Meta Platforms, the parent company of Facebook, Instagram, and WhatsApp, has agreed to pay $725 million to settle a long-running class-action lawsuit filed in 2018.
The legal dispute sprang up in response to revelations that the social media giant allowed third-party apps such as those, including Cambridge Analytica to access users’ personal information without their consent for political advertising.
The proposed settlement, first reported by Reuters last week, is the latest penalty paid by the company in the wake of a number of privacy mishaps through the years.

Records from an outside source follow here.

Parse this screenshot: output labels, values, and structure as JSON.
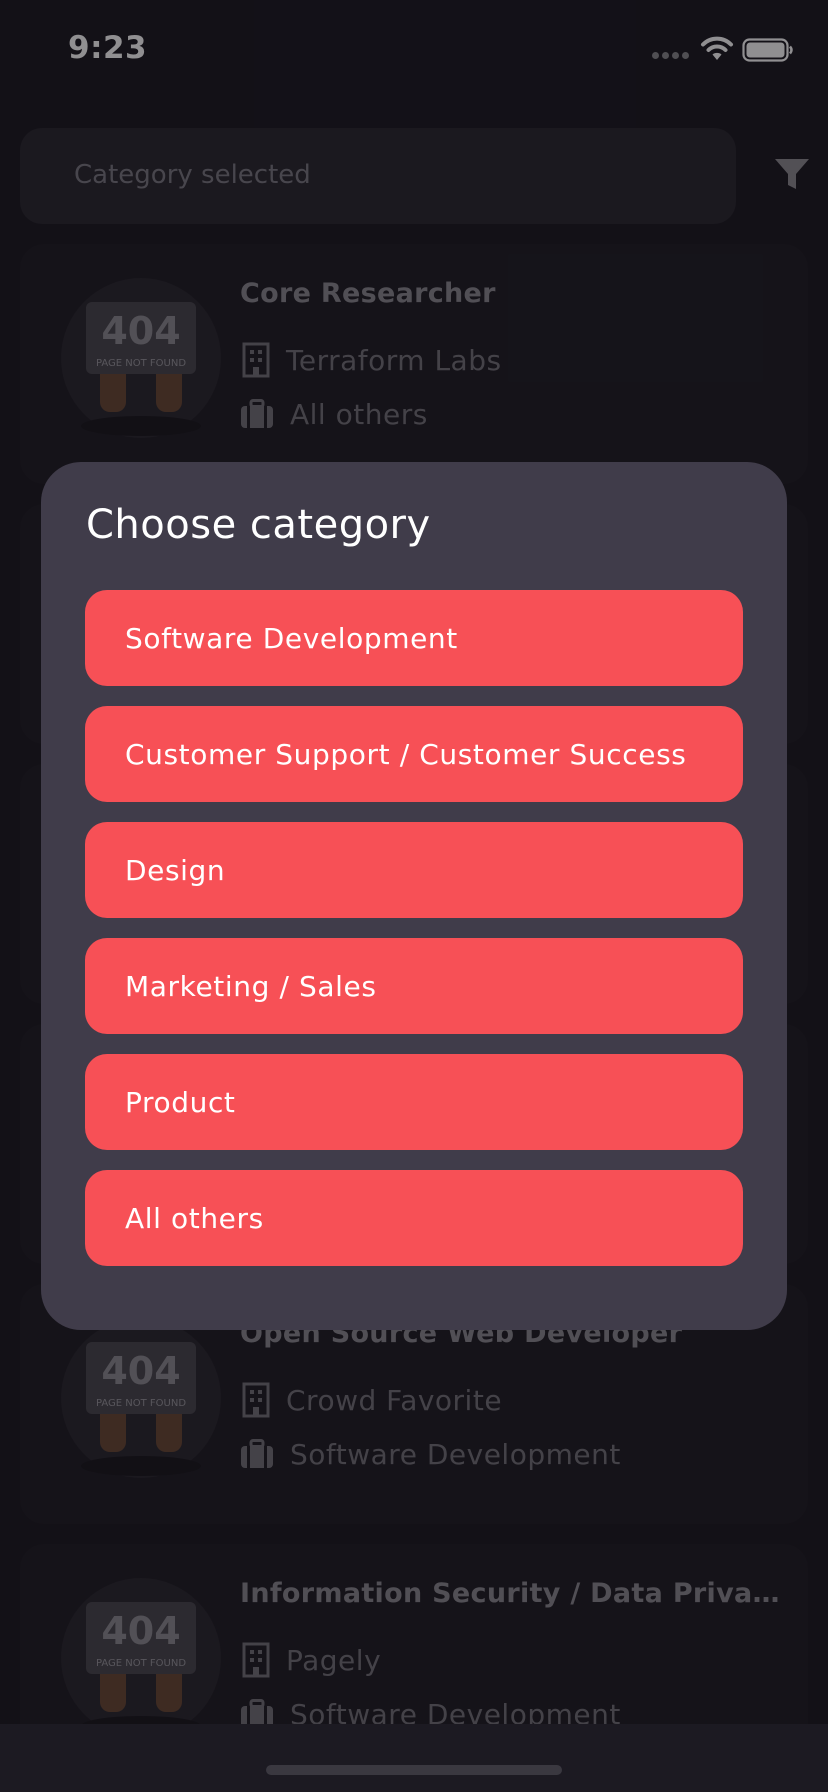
{
  "status_bar": {
    "time": "9:23",
    "icons": [
      "signal-dots-icon",
      "wifi-icon",
      "battery-icon"
    ]
  },
  "search": {
    "placeholder": "Category selected",
    "filter_icon": "filter-funnel-icon"
  },
  "jobs": [
    {
      "title": "Core Researcher",
      "company": "Terraform Labs",
      "category": "All others",
      "image": "404 PAGE NOT FOUND"
    },
    {
      "title": "",
      "company": "",
      "category": "",
      "image": ""
    },
    {
      "title": "",
      "company": "",
      "category": "",
      "image": ""
    },
    {
      "title": "",
      "company": "",
      "category": "",
      "image": ""
    },
    {
      "title": "Open Source Web Developer",
      "company": "Crowd Favorite",
      "category": "Software Development",
      "image": "404 PAGE NOT FOUND"
    },
    {
      "title": "Information Security / Data Privac...",
      "company": "Pagely",
      "category": "Software Development",
      "image": "404 PAGE NOT FOUND"
    }
  ],
  "modal": {
    "title": "Choose category",
    "options": [
      {
        "label": "Software Development"
      },
      {
        "label": "Customer Support / Customer Success"
      },
      {
        "label": "Design"
      },
      {
        "label": "Marketing / Sales"
      },
      {
        "label": "Product"
      },
      {
        "label": "All others"
      }
    ]
  },
  "colors": {
    "background": "#1c1a22",
    "card": "#201e25",
    "modal": "#403c4a",
    "accent": "#f75056"
  }
}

It still requires the approval of a federal judge in the San Francisco division of the U.S. District Court.
It’s worth noting that Facebook previously sought to dismiss the lawsuit in September 2019, claiming users have no legitimate privacy interest in any information they make available to their friends on social media.
The data harvesting scandal, which came to light in March 2018, involved a personality quiz app called “thisisyourdigitallife” that allowed users’ public profiles, page likes, dates of birth, genders, locations, and even messages (in some cases) to be collected for building psychographic profiles.

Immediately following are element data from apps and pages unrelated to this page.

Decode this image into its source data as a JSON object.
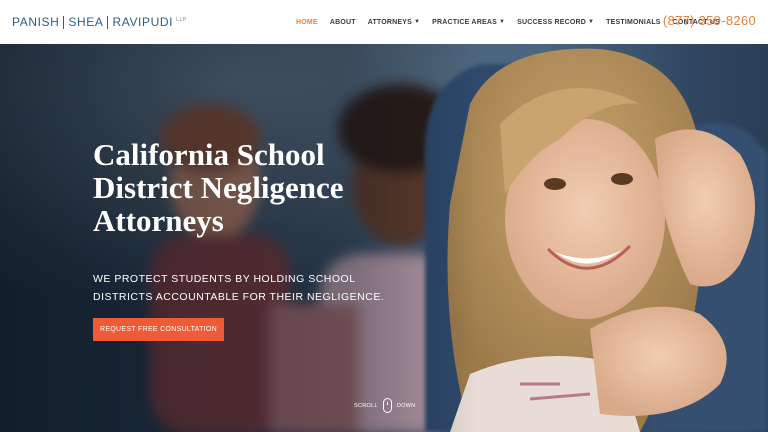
{
  "brand": {
    "name_parts": [
      "PANISH",
      "SHEA",
      "RAVIPUDI"
    ],
    "suffix": "LLP"
  },
  "nav": {
    "items": [
      {
        "label": "HOME",
        "active": true
      },
      {
        "label": "ABOUT"
      },
      {
        "label": "ATTORNEYS",
        "dropdown": true
      },
      {
        "label": "PRACTICE AREAS",
        "dropdown": true
      },
      {
        "label": "SUCCESS RECORD",
        "dropdown": true
      },
      {
        "label": "TESTIMONIALS"
      },
      {
        "label": "CONTACT US"
      }
    ],
    "phone": "(877) 359-8260"
  },
  "hero": {
    "title": "California School District Negligence Attorneys",
    "subtitle": "WE PROTECT STUDENTS BY HOLDING SCHOOL DISTRICTS ACCOUNTABLE FOR THEIR NEGLIGENCE.",
    "cta_label": "REQUEST FREE CONSULTATION",
    "scroll_left": "SCROLL",
    "scroll_right": "DOWN"
  },
  "colors": {
    "accent": "#e8823a",
    "cta": "#ef5b36",
    "brand": "#2f5d8a"
  }
}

The app was developed by an academic researcher named Aleksandr Kogan and his company Global Science Research (GSR) in 2013 as part of a collaboration with Cambridge Analytica, a British political consultancy firm owned by SCL Group.
While around 300,000 users are said to have taken the psychological test, the app collected the private data of those who installed the app as well as their Facebook friends without seeking explicit permission, leading to a dataset spanning 87 million profiles.

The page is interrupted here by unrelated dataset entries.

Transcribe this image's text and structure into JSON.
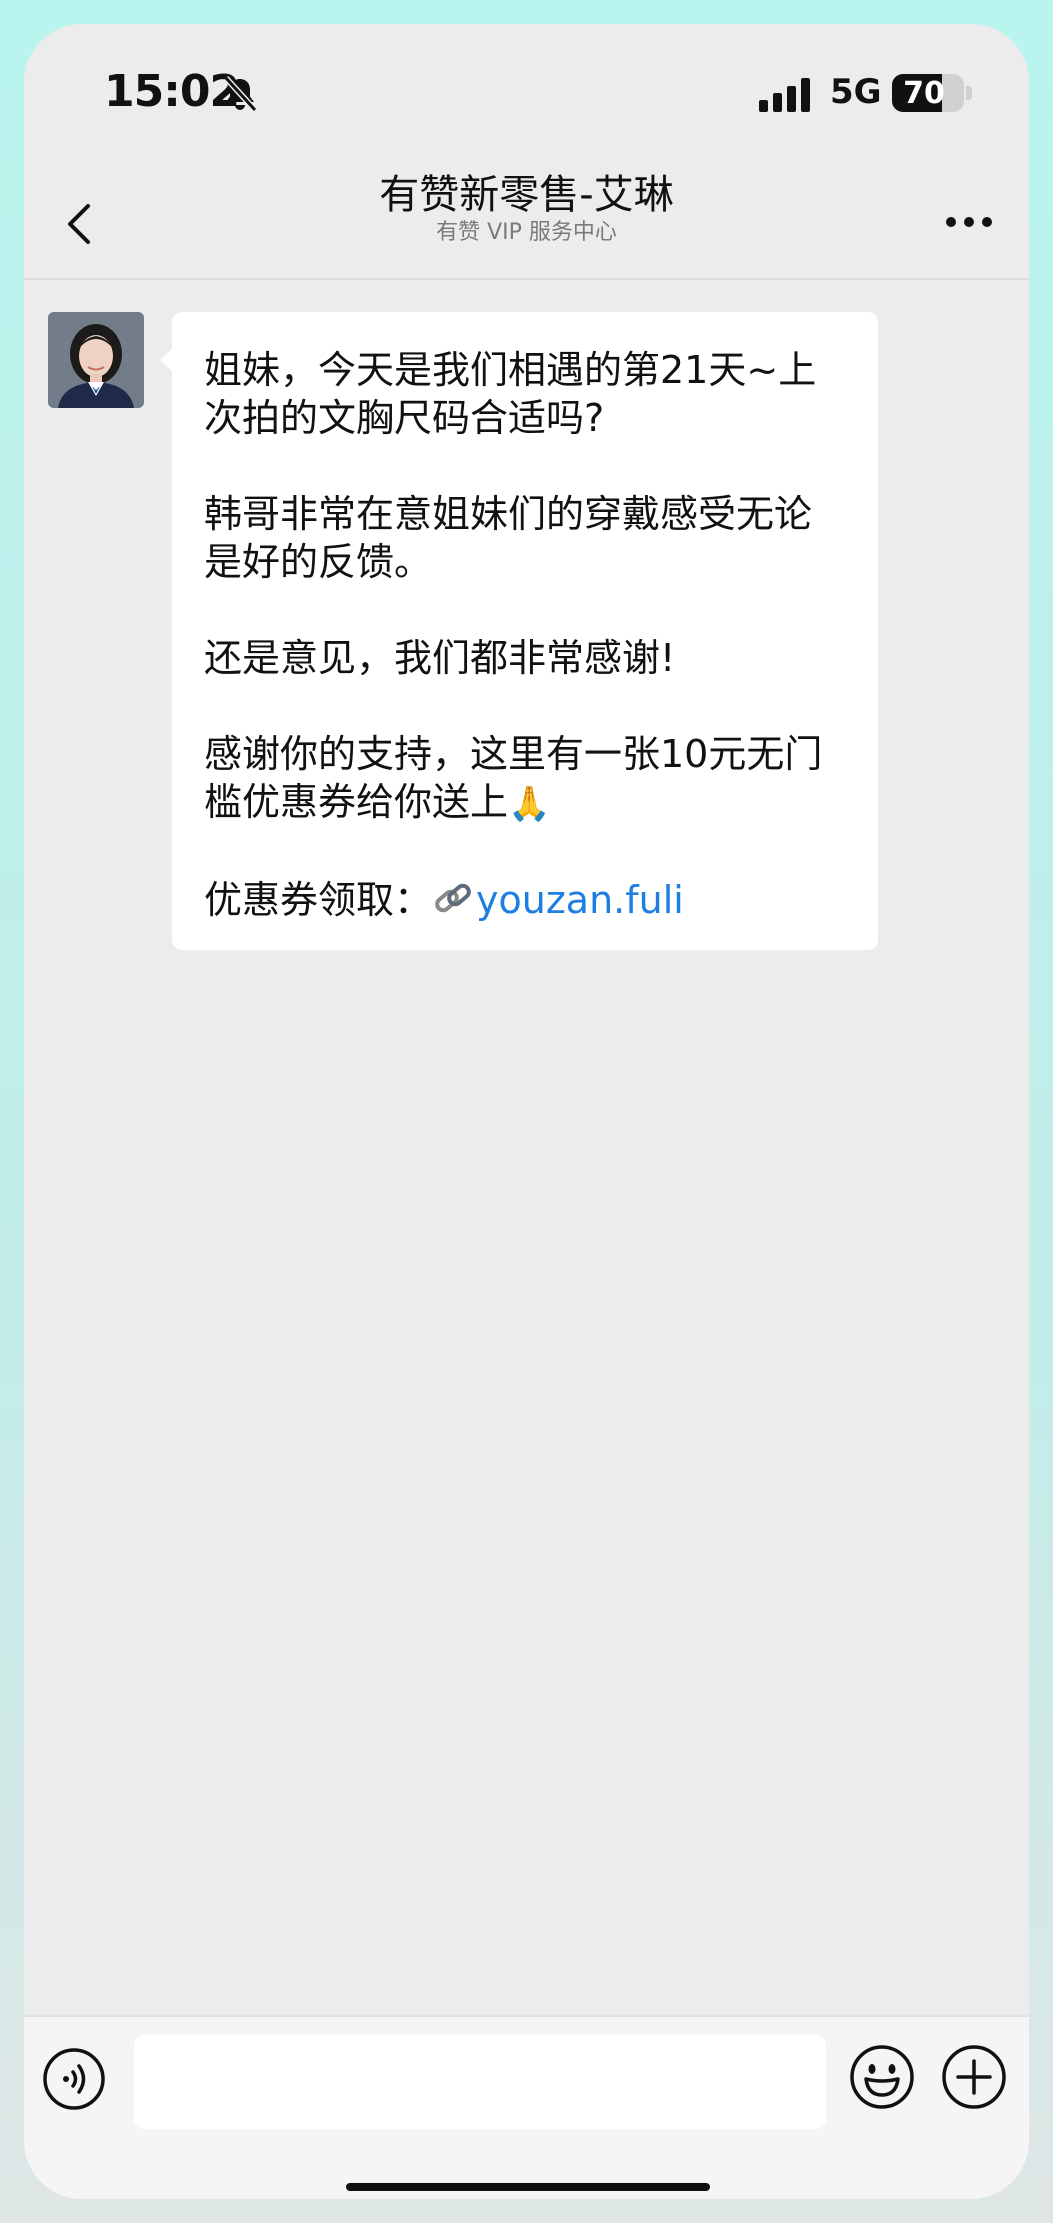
{
  "status_bar": {
    "time": "15:02",
    "network": "5G",
    "battery": "70",
    "battery_level": 0.7,
    "icons": [
      "bell-mute-icon",
      "signal-icon",
      "battery-icon"
    ]
  },
  "nav": {
    "title": "有赞新零售-艾琳",
    "subtitle": "有赞 VIP 服务中心",
    "back_icon": "chevron-left-icon",
    "more_icon": "ellipsis-icon"
  },
  "message": {
    "sender_avatar": "avatar",
    "paragraphs": [
      "姐妹，今天是我们相遇的第21天~上次拍的文胸尺码合适吗?",
      "韩哥非常在意姐妹们的穿戴感受无论是好的反馈。",
      "还是意见，我们都非常感谢!",
      "感谢你的支持，这里有一张10元无门槛优惠券给你送上"
    ],
    "pray_emoji": "🙏",
    "coupon_label": "优惠券领取：",
    "coupon_link_text": "youzan.fuli",
    "link_color": "#1e7fe0"
  },
  "input_bar": {
    "input_value": "",
    "icons": [
      "voice-icon",
      "emoji-icon",
      "plus-icon"
    ]
  }
}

thisisyourdigitallife was subsequently banned by Facebook in 2015 for contravention of its platform policy, with the company also sending a legal request to GSR and Cambridge Analytica to delete the improperly acquired data.
Only it turned out later that the unauthorized data was never purged to begin with and that the consulting firm, now defunct, used the personal information from millions of Facebook accounts for purposes of voter profiling and targeting ahead of the 2016 U.S. presidential election.
“This was a breach of trust between Kogan, Cambridge Analytica, and Facebook,” CEO Mark Zuckerberg said at the time. “But it was also a breach of trust between Facebook and the people who share their data with us and expect us to protect it.”
The bombshell expose fueled government scrutiny on both sides of the Atlantic, prompting the company to settle with the U.S. Securities and Exchange Commission (SEC) and the U.K. Information Commissioner’s Office (ICO) in 2019.
The same year, Meta was also slapped with a record-breaking $5 billion fine following a probe initiated by the U.S. Federal Trade Commission (FTC) into its privacy practices and to settle charges that the firm undermined users’ choice to control the privacy of their personal information.
Meta – which has not admitted to any wrongdoing in relation to the problematic data-sharing practice – has since taken steps to curtail third-party access to user information.
The tech giant further rolled out a tool called Off-Facebook Activity for users to “see a summary of the apps and websites that send us information about your activity, and clear this information from your account if you want to.”